Concerning the excessive financial costs engendered by complying with the ADA, in her Sojourner’s article Dingle graciously acknowledges that these costs are indeed substantial. However, she rightly points out that Dugan and Ball could have lobbied for extensions to compliance allowing for gradual accommodation in order to mitigate the impact. However, they didn’t. And in fact, Dugan claims reverse discrimination imposing an undue burden on the majority who have no need of such accommodations.
“Still another serious problem, pertinent to most charitable endeavors (particularly small ones), is the prospect of radical expansion of costs very often not warranted by the particular needs of anyone actually on the premises. In the case of voluntary religious activity, in which the participants have a constitutional right to engage, free of burdens (if such are not called for by health or safety considerations), the burdens are impermissible.”

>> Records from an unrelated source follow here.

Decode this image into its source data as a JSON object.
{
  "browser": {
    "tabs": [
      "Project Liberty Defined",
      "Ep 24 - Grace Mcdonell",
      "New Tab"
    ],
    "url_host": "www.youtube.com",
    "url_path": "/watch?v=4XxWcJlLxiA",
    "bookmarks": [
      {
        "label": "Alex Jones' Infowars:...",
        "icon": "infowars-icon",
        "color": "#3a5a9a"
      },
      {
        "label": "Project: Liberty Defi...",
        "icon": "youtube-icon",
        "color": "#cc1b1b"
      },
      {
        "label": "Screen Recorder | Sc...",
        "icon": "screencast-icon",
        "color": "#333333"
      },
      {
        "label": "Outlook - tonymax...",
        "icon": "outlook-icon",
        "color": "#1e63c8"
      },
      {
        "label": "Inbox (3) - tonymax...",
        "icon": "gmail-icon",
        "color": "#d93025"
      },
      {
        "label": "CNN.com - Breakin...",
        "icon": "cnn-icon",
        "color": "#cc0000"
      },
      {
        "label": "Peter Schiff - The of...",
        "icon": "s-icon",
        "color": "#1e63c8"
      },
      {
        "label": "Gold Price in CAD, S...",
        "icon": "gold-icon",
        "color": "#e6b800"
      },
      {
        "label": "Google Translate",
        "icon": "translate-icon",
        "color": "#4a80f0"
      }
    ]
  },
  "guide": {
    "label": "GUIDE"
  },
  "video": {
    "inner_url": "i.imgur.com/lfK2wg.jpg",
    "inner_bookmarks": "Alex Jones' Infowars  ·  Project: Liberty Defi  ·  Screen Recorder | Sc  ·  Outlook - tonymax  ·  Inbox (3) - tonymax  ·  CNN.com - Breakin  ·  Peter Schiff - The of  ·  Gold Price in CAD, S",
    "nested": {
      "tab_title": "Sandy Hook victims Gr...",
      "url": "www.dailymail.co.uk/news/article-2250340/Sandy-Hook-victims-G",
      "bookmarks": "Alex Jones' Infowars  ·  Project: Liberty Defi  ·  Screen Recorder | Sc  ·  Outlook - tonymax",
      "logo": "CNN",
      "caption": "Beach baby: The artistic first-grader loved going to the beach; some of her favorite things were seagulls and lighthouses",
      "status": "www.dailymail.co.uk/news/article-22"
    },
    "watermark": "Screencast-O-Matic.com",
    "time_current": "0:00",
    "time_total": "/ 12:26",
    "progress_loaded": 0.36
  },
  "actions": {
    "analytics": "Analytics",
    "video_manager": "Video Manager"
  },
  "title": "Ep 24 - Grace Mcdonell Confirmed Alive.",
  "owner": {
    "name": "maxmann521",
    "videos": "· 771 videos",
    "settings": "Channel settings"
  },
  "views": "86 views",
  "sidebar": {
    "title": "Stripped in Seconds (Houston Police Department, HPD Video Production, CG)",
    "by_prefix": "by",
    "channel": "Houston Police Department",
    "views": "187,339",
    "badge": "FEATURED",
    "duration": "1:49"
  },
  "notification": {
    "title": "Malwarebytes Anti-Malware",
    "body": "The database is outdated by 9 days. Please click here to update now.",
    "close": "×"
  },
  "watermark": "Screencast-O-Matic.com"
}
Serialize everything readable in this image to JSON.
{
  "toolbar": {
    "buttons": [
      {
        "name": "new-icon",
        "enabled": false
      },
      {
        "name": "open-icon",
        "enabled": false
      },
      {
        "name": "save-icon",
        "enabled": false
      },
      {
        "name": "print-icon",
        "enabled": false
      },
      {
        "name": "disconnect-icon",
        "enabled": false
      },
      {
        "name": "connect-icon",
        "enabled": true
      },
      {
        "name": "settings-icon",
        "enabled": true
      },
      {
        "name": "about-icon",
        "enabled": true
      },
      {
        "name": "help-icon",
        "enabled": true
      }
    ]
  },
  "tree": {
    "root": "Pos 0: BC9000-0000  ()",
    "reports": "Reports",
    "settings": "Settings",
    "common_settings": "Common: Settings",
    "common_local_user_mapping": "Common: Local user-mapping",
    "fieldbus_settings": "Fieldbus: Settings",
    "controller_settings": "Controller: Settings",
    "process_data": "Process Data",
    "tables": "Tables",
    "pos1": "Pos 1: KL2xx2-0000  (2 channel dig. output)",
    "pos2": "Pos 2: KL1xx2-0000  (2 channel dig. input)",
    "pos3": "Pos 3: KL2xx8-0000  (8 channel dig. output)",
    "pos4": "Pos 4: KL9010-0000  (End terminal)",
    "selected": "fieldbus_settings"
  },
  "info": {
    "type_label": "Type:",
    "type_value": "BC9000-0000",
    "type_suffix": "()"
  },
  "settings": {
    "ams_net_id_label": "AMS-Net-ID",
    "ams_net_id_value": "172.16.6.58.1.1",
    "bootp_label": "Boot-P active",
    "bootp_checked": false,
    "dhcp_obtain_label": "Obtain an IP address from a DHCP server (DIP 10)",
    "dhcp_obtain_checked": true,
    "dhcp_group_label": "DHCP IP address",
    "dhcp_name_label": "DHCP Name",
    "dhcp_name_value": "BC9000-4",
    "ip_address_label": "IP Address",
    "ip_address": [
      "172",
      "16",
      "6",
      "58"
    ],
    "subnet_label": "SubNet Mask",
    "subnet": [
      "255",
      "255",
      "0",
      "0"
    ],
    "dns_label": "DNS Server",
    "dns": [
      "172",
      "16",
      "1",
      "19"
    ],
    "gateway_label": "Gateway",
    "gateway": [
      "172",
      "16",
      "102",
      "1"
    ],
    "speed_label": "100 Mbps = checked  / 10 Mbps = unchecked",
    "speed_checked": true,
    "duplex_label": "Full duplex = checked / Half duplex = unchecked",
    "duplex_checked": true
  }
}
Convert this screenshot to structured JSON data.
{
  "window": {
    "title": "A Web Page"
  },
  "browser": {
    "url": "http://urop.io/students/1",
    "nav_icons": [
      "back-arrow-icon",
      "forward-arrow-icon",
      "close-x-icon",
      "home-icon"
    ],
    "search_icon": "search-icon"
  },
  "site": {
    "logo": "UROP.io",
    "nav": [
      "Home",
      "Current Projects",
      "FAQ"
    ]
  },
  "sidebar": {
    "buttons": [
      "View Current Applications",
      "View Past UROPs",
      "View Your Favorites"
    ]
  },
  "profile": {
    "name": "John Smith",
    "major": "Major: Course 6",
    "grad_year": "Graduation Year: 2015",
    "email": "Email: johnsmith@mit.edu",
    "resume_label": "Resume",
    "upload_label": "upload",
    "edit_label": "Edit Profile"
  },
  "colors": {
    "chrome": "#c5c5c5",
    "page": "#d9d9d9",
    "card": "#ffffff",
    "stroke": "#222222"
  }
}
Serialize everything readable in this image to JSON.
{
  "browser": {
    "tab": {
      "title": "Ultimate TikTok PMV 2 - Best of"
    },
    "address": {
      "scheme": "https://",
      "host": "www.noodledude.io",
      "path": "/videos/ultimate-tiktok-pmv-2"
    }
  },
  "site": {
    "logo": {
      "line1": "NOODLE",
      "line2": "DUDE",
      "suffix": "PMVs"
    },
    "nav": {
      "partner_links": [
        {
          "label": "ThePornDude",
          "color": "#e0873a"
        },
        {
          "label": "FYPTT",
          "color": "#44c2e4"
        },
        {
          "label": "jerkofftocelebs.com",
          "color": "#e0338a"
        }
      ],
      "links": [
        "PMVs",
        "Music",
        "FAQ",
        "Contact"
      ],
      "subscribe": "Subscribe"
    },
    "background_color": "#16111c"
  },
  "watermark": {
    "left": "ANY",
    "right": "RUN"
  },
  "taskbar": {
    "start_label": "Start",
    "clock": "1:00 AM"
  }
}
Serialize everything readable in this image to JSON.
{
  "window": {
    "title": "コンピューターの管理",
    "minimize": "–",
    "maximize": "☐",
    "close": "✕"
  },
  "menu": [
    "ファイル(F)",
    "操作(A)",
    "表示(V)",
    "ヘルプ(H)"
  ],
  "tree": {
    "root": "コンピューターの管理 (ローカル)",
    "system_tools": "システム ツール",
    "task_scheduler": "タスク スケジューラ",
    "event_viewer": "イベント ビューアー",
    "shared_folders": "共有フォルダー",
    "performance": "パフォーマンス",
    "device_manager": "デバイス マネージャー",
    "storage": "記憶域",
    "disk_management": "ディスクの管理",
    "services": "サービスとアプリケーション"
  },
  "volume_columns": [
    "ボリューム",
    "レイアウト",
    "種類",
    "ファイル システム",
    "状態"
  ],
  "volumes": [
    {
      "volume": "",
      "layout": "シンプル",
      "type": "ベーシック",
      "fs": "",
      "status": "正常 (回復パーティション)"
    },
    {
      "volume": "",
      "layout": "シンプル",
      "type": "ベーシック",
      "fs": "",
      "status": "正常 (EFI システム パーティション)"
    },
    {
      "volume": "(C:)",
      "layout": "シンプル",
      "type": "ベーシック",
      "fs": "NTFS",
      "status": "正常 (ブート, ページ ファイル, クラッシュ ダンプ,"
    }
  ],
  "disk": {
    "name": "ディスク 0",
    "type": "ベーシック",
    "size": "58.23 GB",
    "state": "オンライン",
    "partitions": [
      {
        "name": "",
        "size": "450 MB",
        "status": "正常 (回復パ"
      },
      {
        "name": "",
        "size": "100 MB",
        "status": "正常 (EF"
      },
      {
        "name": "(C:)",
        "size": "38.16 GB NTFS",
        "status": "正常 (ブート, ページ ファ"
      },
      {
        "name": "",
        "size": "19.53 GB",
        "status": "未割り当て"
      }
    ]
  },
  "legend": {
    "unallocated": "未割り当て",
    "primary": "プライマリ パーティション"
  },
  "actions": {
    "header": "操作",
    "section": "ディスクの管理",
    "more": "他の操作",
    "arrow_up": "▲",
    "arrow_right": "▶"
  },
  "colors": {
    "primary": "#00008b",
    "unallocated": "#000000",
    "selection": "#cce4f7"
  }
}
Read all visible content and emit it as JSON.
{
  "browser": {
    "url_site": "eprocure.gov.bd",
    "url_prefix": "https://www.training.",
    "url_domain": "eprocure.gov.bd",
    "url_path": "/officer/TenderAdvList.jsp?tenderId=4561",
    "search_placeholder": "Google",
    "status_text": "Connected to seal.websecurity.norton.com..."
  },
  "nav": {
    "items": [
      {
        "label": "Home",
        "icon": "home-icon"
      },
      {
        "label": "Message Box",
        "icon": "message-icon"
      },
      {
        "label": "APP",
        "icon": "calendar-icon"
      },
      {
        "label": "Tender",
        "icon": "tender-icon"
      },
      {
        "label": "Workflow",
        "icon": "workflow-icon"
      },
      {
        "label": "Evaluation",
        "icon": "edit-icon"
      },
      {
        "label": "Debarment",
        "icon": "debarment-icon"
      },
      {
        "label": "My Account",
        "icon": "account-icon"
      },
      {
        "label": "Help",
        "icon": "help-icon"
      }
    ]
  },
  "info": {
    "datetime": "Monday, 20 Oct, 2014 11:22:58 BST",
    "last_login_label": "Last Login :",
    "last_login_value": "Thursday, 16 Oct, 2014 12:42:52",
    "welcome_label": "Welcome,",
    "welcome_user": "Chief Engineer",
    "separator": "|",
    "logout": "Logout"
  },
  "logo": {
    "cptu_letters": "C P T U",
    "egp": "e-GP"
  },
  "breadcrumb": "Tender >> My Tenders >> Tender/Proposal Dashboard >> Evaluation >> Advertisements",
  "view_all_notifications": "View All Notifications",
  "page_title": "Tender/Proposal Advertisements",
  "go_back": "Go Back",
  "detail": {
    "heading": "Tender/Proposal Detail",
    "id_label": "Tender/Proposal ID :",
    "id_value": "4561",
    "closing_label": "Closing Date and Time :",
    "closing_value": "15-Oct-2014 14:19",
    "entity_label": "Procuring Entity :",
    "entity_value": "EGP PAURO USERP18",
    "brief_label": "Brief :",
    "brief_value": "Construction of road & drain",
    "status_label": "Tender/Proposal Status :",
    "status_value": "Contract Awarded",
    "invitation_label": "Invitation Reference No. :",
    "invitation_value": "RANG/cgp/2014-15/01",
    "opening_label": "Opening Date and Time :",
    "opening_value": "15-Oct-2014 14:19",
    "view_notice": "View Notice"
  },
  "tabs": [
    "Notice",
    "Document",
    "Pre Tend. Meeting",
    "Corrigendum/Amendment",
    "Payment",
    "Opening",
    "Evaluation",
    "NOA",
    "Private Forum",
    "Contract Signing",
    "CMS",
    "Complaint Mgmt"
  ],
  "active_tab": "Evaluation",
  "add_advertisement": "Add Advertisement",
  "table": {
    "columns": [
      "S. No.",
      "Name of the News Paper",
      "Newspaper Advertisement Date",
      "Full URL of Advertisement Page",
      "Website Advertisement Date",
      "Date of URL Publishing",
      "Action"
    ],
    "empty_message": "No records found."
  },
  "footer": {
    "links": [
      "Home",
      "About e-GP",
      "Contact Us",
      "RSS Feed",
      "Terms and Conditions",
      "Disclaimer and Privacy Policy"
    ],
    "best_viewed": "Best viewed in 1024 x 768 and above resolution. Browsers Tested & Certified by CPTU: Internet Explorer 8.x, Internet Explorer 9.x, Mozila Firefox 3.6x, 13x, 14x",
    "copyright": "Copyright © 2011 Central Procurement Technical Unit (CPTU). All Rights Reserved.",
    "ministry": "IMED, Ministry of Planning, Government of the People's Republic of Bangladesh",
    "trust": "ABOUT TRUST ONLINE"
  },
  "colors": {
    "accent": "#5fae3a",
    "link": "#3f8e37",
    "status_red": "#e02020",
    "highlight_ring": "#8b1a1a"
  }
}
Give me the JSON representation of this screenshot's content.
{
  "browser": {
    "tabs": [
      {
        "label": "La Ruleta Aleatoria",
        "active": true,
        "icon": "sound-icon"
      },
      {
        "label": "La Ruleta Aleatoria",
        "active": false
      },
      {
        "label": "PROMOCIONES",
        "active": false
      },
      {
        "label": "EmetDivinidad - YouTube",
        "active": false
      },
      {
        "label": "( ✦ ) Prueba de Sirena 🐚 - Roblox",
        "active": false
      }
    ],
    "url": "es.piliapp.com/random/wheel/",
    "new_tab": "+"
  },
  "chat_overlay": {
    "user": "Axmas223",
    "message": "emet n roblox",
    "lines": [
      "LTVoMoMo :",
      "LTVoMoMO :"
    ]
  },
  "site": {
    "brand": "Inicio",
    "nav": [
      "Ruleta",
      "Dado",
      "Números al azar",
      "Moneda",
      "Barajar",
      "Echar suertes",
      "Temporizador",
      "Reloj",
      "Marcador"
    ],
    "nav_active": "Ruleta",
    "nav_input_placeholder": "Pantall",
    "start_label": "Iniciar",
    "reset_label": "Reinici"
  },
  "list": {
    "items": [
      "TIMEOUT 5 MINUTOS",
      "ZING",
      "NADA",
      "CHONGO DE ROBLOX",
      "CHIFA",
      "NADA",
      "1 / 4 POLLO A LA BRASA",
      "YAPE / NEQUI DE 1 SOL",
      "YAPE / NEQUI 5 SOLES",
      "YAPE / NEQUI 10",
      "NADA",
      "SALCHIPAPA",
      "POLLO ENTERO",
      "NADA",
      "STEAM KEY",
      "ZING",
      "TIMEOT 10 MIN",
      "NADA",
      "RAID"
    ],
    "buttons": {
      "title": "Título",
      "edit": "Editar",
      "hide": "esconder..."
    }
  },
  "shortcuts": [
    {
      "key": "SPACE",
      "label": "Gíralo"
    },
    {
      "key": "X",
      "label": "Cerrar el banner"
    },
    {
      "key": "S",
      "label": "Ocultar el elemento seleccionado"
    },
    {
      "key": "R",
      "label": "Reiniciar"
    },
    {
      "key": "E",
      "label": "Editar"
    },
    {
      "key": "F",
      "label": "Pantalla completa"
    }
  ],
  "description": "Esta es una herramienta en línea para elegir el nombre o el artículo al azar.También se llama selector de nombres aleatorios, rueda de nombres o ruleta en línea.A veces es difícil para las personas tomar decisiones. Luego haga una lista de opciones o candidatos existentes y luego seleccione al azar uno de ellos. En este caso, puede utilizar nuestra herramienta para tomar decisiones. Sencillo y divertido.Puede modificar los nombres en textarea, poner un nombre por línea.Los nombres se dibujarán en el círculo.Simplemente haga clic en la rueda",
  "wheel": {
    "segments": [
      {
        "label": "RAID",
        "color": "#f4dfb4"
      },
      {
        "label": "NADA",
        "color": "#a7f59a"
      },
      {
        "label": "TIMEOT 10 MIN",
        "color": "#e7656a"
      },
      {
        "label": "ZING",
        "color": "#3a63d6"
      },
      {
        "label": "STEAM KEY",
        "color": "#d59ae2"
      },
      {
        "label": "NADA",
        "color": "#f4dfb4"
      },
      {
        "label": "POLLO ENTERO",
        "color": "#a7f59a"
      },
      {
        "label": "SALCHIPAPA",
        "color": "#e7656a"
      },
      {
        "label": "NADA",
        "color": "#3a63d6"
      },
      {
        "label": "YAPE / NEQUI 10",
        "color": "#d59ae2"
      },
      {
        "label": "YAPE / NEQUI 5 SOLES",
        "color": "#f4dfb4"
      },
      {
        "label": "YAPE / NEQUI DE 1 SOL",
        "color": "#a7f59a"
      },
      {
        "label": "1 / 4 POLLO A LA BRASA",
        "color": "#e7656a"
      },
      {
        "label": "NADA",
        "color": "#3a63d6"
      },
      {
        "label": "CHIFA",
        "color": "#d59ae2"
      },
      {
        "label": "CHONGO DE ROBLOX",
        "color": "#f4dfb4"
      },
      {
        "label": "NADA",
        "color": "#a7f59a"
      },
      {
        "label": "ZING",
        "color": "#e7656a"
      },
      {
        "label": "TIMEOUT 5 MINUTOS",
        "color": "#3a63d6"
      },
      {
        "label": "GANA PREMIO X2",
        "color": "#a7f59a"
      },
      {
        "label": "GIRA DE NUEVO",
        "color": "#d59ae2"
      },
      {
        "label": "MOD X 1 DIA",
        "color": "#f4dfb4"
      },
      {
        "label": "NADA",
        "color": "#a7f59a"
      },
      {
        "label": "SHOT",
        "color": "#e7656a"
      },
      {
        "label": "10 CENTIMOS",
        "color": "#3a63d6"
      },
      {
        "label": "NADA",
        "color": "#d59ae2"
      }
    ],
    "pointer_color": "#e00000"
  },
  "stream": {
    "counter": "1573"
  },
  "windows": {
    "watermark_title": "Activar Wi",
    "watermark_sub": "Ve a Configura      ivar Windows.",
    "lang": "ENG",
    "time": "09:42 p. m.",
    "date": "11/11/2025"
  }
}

So, to recap, churches should not be expected to provide handicap parking spaces because…
· churches have more in common with private clubs than public accommodations
· some of the people who park in those handicap spaces may abuse alcohol, drugs, or have AIDS
· it’s too much to ask people who don’t need the handicap spaces to pay for those who do
Forgive the sarcasm and the glibness, but in what universe is this consistent with any notion of advocating for “life,” be it political or theological?
It’s tragic that in the struggle for marginalized voices to be heard, the only voices white Evangelicals seem willing to champion with their considerable legal power are those of the unborn. All the more puzzling because abortion has not always played such a pivotal role in conservative Christian politics. While Roe v. Wade passed into law in 1973, white Evangelicals remained rather ambivalent until 1979.
It’s too bad really. Because the voices of disabled activists could have really used the support of conservative Christians when in March of 1973 law-and-order President Richard Nixon vetoed for the second time the Rehabilitation Act — the first legislation to address removing transportation, employment, and architectural barriers for disabled Americans. After 6 more months of protests from activists, Nixon finally signed.
Then again in 1977, the voices of disabled activists could have really used the support of conservative Christians during the 504 Sit-in in San Francisco. Almost 150 disabled individuals held out for a month under grueling conditions, insisting on the enforcement of ignored provisions in the Rehabilitation Act of 1973. They could have used food, medical supplies, moral support — which they did receive — but not from white Evangelicals. Rather, it was the hospitality of black Methodists at Glide Memorial, the Black Panthers, and the Gay Man’s Butterfly Brigade that fortified them.
Then again, the voices of disabled activists could have used the support of conservative Christians when the ADA stalled out in the House despite having passed the Senate. In March of 1990 while the bill languished, activists marched, wheeled, hobbled, and crawled from the White House, then up the Capitol steps in an astonishing act of defiance to Washington’s lethargy. But remarkably, rather than using their fiduciary efforts to assist those marginalized voices, white Evangelicals had already used up their legal capital in exempting themselves from the bill’s provisions.
So I ask again — no sarcasm or glibness needed — in what universe is this consistent with any notion of advocating for “life,” be it political or theological? The duplicity exposed by this utter disregard for humanity ought give one pause in blithely accepting the biblical foundation claimed by white Evangelicals currently jockeying for political power. There may be many reasons for their zealotry, but I question how much it has to do with special regard for “life.”